Dave Cottrell arranged "Shuckin' the Corn" with a nod to Earl Scruggs, a Kentucky Blue hero whose recording of it was an influence. That each member of the group is an accomplished player is evident on this instrumental. Laurie Cottrell, the pretty, likeable wife of Dave (and the only non-singing member of the group), does a righteous job on upright bass. Who can blame Dave for taking a nice banjo tag for himself -- and proving it was a good idea.

"I'm My Own Grandpa" was a big hit for Grand Ole Opry stars Lonzo & Oscar in the late '40s, and it's a real crowd-pleaser for Kentucky Blue. Dave Cottrell interprets the complicated plot so well that it actually makes sense.

Dolly Parton has recorded it, and any woman would love it (especially as sung by Kemper). "Old Flames" features Martin Harley's impressive talent on twin fiddles. A great big ol' bear with a great big ol' smile, Harley's onstage antics made a giant impression on Kentucky Blue's audiences when they performed in Japan in 1993.

"Joshua" first came to the band's attention courtesy of one of LMN bluegrass columnist Berk Bryant's favorite bluegrass groups, the Lewis Family. Kentucky Blue's reading of this popular up-tempo gospel number does the Lewises proud.

"Hard-Hearted," cut number nine on Eighteen Years Ago, was penned by Kentucky natives Jim and Jesse McReynolds. If there's any justice, this album will add to the gold those famous bluegrass brothers helped stash away in the publishing company, Ft. Knox Music.

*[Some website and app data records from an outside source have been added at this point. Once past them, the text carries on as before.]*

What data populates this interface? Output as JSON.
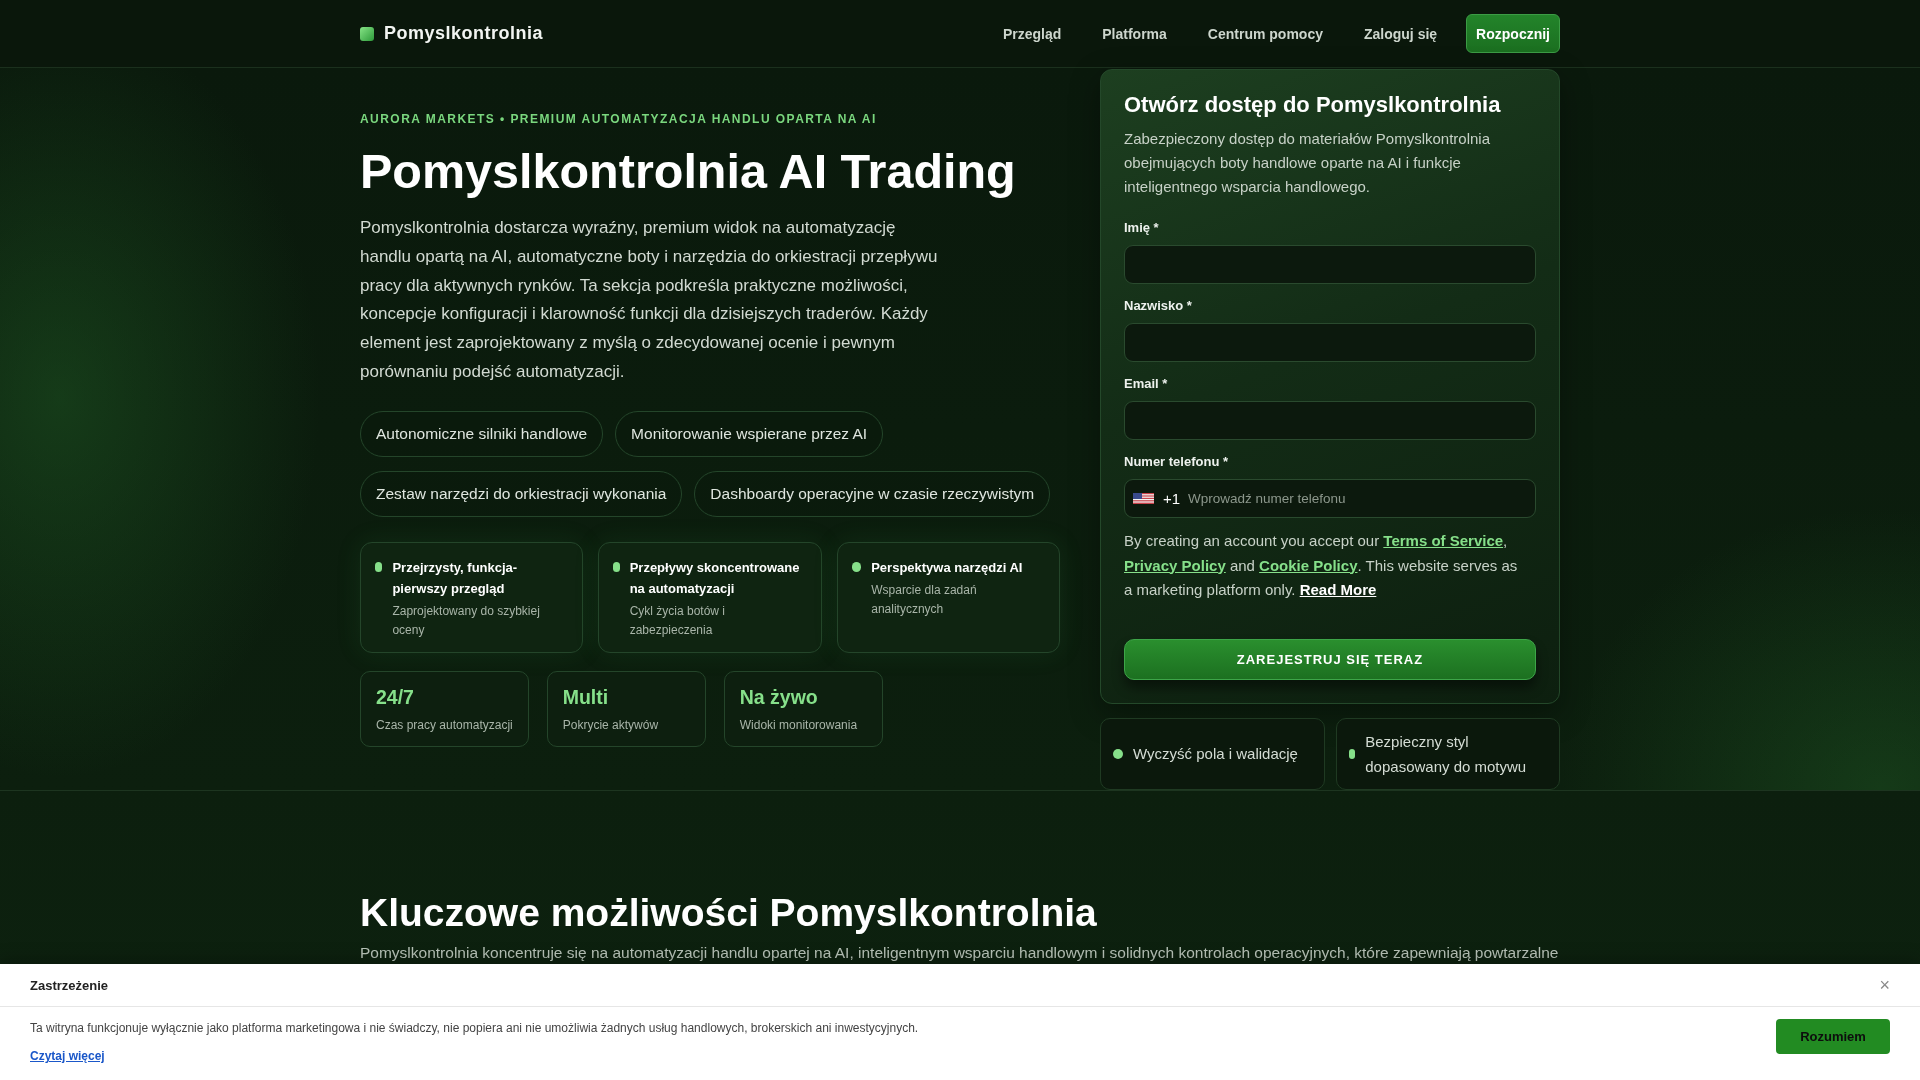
{
  "header": {
    "logo": "Pomyslkontrolnia",
    "nav": [
      {
        "label": "Przegląd"
      },
      {
        "label": "Platforma"
      },
      {
        "label": "Centrum pomocy"
      },
      {
        "label": "Zaloguj się"
      }
    ],
    "cta": "Rozpocznij"
  },
  "hero": {
    "eyebrow": "AURORA MARKETS • PREMIUM AUTOMATYZACJA HANDLU OPARTA NA AI",
    "title": "Pomyslkontrolnia AI Trading",
    "description": "Pomyslkontrolnia dostarcza wyraźny, premium widok na automatyzację handlu opartą na AI, automatyczne boty i narzędzia do orkiestracji przepływu pracy dla aktywnych rynków. Ta sekcja podkreśla praktyczne możliwości, koncepcje konfiguracji i klarowność funkcji dla dzisiejszych traderów. Każdy element jest zaprojektowany z myślą o zdecydowanej ocenie i pewnym porównaniu podejść automatyzacji.",
    "tags": [
      "Autonomiczne silniki handlowe",
      "Monitorowanie wspierane przez AI",
      "Zestaw narzędzi do orkiestracji wykonania",
      "Dashboardy operacyjne w czasie rzeczywistym"
    ],
    "features": [
      {
        "title": "Przejrzysty, funkcja-pierwszy przegląd",
        "subtitle": "Zaprojektowany do szybkiej oceny"
      },
      {
        "title": "Przepływy skoncentrowane na automatyzacji",
        "subtitle": "Cykl życia botów i zabezpieczenia"
      },
      {
        "title": "Perspektywa narzędzi AI",
        "subtitle": "Wsparcie dla zadań analitycznych"
      }
    ],
    "stats": [
      {
        "value": "24/7",
        "label": "Czas pracy automatyzacji"
      },
      {
        "value": "Multi",
        "label": "Pokrycie aktywów"
      },
      {
        "value": "Na żywo",
        "label": "Widoki monitorowania"
      }
    ]
  },
  "signup_form": {
    "title": "Otwórz dostęp do Pomyslkontrolnia",
    "description": "Zabezpieczony dostęp do materiałów Pomyslkontrolnia obejmujących boty handlowe oparte na AI i funkcje inteligentnego wsparcia handlowego.",
    "fields": [
      {
        "kind": "text",
        "label": "Imię *"
      },
      {
        "kind": "text",
        "label": "Nazwisko *"
      },
      {
        "kind": "text",
        "label": "Email *"
      },
      {
        "kind": "phone",
        "label": "Numer telefonu *",
        "country_code": "+1",
        "placeholder": "Wprowadź numer telefonu"
      }
    ],
    "consent": [
      {
        "kind": "text",
        "text": "By creating an account you accept our "
      },
      {
        "kind": "policy_link",
        "text": "Terms of Service"
      },
      {
        "kind": "text",
        "text": ", "
      },
      {
        "kind": "policy_link",
        "text": "Privacy Policy"
      },
      {
        "kind": "text",
        "text": " and "
      },
      {
        "kind": "policy_link",
        "text": "Cookie Policy"
      },
      {
        "kind": "text",
        "text": ". This website serves as a marketing platform only. "
      },
      {
        "kind": "more_link",
        "text": "Read More"
      }
    ],
    "submit": "ZAREJESTRUJ SIĘ TERAZ"
  },
  "form_notes": [
    "Wyczyść pola i walidację",
    "Bezpieczny styl dopasowany do motywu"
  ],
  "capabilities": {
    "title": "Kluczowe możliwości Pomyslkontrolnia",
    "description": "Pomyslkontrolnia koncentruje się na automatyzacji handlu opartej na AI, inteligentnym wsparciu handlowym i solidnych kontrolach operacyjnych, które zapewniają powtarzalne"
  },
  "disclaimer_banner": {
    "title": "Zastrzeżenie",
    "close": "×",
    "text": "Ta witryna funkcjonuje wyłącznie jako platforma marketingowa i nie świadczy, nie popiera ani nie umożliwia żadnych usług handlowych, brokerskich ani inwestycyjnych.",
    "link": "Czytaj więcej",
    "button": "Rozumiem"
  }
}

"He Was a Friend of Mine" is a collaboration by some giants in the songwriting arena. The late John Duffy (colorful member of Seldom Scene) shares the credits with Bobby Bare and Harlan Howard, and Kentucky Blue dedicates their fine rendition to Duffy.

"Big Spike Hammer" tells the story of a woman who mistreats the big lug who wields that hammer for $1.50 a day, trying to satisfy her, to no avail. But hey, hey, Della May, you ingrate, there are a lot of places Big Bill Johnson would like to see before you put him in his grave, and he's gonna get even some day. Kentucky Blue does a commendable job of spinning this yarn.

"Learning to Lean" is another inspiring gospel number that showcases the excellent vocal harmonies of the members of Kentucky Blue and makes us proud to have them carry our commonwealth's name.

The fast-paced instrumental "Dixie Breakdown" features Cottrell's banjo wizardry, and is truly a toe-tapper. The arrangement is a collaboration by Cottrell and Dave Cosson.

Take a song written by Hank Cochran and Harlan Howard, record it by Patsy Cline, watch as it becomes a cross-over hit, sadly see the incomparable artist perish in an airplane crash at the age of 30, then record the classic tune on an album by this talented bluegrass band, and you can't miss. "I Fall to Pieces (plink, plink, plink) each time I see you again . . . ."

"Cuckoo Bird," now that's a strange animal, uh, fowl. Is there some analogy here? Some deeper meaning? I briefly pondered this curious closing number, then shut off the CD player to tend to other matters. Seconds later I heard a voice singing "Oh, the cuckooooo." And that voice was mine.

Everyone on this excellent album merits a standing ovation. And that includes the folks on the other side of the window.

For information and booking: Kentucky Blue, Dave Cottrell, P.O. Box 251, Simpsonville, KY 40067, 502-722-5633.